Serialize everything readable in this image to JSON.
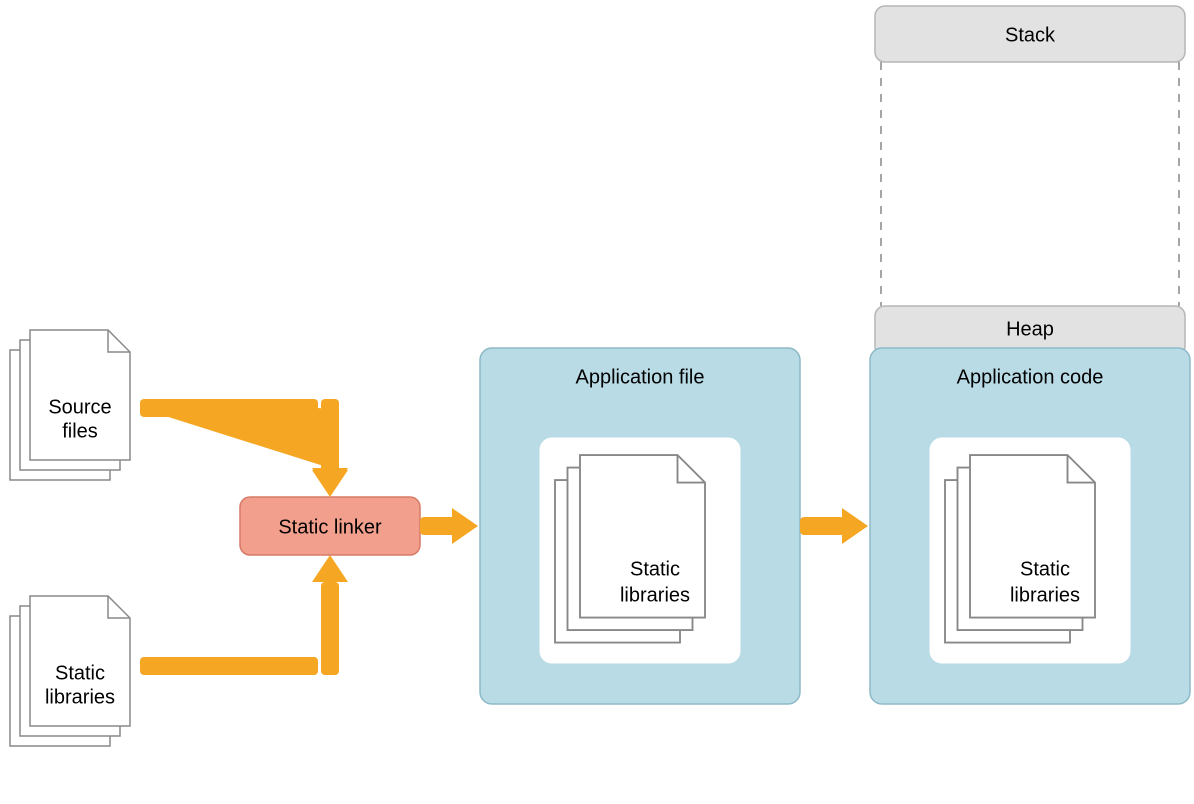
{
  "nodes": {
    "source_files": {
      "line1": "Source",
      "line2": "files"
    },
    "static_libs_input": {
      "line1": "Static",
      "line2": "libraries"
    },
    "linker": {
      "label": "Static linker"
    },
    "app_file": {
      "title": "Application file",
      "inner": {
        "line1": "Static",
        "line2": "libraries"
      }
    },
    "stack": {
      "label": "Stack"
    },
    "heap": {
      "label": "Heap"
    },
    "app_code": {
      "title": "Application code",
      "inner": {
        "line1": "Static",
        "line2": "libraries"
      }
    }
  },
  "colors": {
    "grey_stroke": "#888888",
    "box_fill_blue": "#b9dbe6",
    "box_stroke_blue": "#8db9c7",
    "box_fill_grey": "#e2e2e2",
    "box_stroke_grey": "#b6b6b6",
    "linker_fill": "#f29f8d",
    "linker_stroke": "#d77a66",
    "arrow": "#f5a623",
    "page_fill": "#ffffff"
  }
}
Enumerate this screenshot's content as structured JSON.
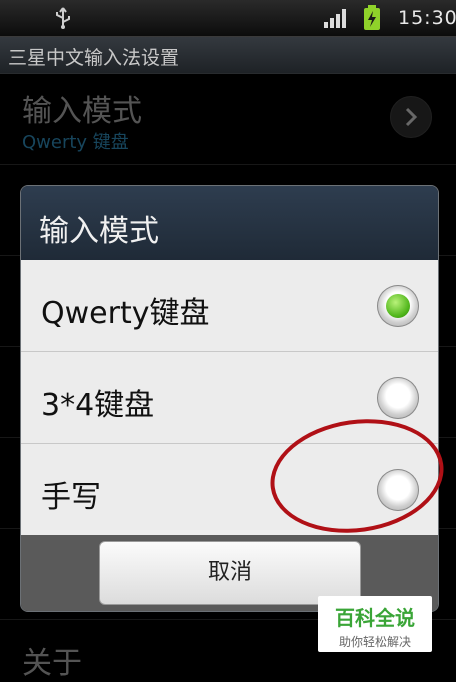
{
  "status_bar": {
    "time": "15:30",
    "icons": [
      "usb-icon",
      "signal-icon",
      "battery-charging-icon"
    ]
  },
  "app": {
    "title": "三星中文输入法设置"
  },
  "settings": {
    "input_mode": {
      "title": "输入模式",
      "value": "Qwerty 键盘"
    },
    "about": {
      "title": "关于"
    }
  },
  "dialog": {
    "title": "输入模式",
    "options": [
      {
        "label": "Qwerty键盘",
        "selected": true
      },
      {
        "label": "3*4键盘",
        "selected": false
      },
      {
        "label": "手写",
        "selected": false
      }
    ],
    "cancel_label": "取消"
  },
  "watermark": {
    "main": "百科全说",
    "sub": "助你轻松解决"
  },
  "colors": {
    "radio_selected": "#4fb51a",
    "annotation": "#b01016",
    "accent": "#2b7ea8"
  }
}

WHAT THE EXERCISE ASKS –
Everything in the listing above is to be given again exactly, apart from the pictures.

WRITTEN REPLY –
Serialize everything readable in this image to JSON.
{
  "nodes": {
    "source_files": {
      "line1": "Source",
      "line2": "files"
    },
    "static_libs_input": {
      "line1": "Static",
      "line2": "libraries"
    },
    "linker": {
      "label": "Static linker"
    },
    "app_file": {
      "title": "Application file",
      "inner": {
        "line1": "Static",
        "line2": "libraries"
      }
    },
    "stack": {
      "label": "Stack"
    },
    "heap": {
      "label": "Heap"
    },
    "app_code": {
      "title": "Application code",
      "inner": {
        "line1": "Static",
        "line2": "libraries"
      }
    }
  },
  "colors": {
    "grey_stroke": "#888888",
    "box_fill_blue": "#b9dbe6",
    "box_stroke_blue": "#8db9c7",
    "box_fill_grey": "#e2e2e2",
    "box_stroke_grey": "#b6b6b6",
    "linker_fill": "#f29f8d",
    "linker_stroke": "#d77a66",
    "arrow": "#f5a623",
    "page_fill": "#ffffff"
  }
}
Enumerate this screenshot's content as structured JSON.
{
  "status_bar": {
    "time": "15:30",
    "icons": [
      "usb-icon",
      "signal-icon",
      "battery-charging-icon"
    ]
  },
  "app": {
    "title": "三星中文输入法设置"
  },
  "settings": {
    "input_mode": {
      "title": "输入模式",
      "value": "Qwerty 键盘"
    },
    "about": {
      "title": "关于"
    }
  },
  "dialog": {
    "title": "输入模式",
    "options": [
      {
        "label": "Qwerty键盘",
        "selected": true
      },
      {
        "label": "3*4键盘",
        "selected": false
      },
      {
        "label": "手写",
        "selected": false
      }
    ],
    "cancel_label": "取消"
  },
  "watermark": {
    "main": "百科全说",
    "sub": "助你轻松解决"
  },
  "colors": {
    "radio_selected": "#4fb51a",
    "annotation": "#b01016",
    "accent": "#2b7ea8"
  }
}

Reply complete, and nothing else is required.